● EXERCISE BRIEF
Copy out each line of the data that contains "goals".

● Stored entries
----------
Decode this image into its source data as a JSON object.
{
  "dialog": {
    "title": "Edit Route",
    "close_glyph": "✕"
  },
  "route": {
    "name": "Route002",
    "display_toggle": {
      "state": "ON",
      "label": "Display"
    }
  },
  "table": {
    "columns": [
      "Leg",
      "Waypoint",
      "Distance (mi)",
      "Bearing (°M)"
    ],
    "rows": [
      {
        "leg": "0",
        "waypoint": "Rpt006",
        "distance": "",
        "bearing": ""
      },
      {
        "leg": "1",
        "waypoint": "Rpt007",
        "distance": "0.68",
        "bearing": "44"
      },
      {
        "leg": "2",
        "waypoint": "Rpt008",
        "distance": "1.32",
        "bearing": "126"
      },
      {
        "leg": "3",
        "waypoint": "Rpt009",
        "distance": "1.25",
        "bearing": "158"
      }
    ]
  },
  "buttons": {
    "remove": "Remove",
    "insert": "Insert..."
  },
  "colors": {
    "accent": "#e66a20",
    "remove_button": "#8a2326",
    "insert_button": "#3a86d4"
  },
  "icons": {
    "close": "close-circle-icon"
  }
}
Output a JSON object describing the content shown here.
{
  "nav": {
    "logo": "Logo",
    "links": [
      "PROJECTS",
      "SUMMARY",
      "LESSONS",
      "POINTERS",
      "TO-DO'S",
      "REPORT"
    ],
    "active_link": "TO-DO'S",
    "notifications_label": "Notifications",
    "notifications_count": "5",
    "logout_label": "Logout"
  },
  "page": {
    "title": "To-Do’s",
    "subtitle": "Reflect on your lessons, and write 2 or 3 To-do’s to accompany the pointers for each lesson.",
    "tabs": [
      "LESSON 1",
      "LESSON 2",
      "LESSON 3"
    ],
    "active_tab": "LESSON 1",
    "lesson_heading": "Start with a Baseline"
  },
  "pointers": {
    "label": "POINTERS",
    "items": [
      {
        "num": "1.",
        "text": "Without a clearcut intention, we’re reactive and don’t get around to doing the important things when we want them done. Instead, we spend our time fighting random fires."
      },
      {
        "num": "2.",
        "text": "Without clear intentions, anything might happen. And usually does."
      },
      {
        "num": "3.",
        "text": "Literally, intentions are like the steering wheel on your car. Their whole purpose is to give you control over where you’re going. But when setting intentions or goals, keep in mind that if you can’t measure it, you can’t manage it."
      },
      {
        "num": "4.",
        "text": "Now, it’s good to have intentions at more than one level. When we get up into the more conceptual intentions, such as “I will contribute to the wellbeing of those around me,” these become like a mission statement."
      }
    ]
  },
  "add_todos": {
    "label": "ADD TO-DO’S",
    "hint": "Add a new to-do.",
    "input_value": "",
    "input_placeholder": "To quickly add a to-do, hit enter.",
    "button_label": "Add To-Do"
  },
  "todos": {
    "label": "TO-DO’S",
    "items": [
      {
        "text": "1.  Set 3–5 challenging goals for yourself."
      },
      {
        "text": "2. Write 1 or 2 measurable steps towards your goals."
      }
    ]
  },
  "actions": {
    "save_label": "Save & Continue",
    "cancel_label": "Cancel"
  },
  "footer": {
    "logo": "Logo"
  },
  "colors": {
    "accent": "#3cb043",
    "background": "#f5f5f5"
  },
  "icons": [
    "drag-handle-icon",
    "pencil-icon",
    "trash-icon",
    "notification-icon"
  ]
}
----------
● YOUR RESPONSE
        "text": "Literally, intentions are like the steering wheel on your car. Their whole purpose is to give you control over where you’re going. But when setting intentions or goals, keep in mind that if you can’t measure it, you can’t manage it."
        "text": "1.  Set 3–5 challenging goals for yourself."
        "text": "2. Write 1 or 2 measurable steps towards your goals."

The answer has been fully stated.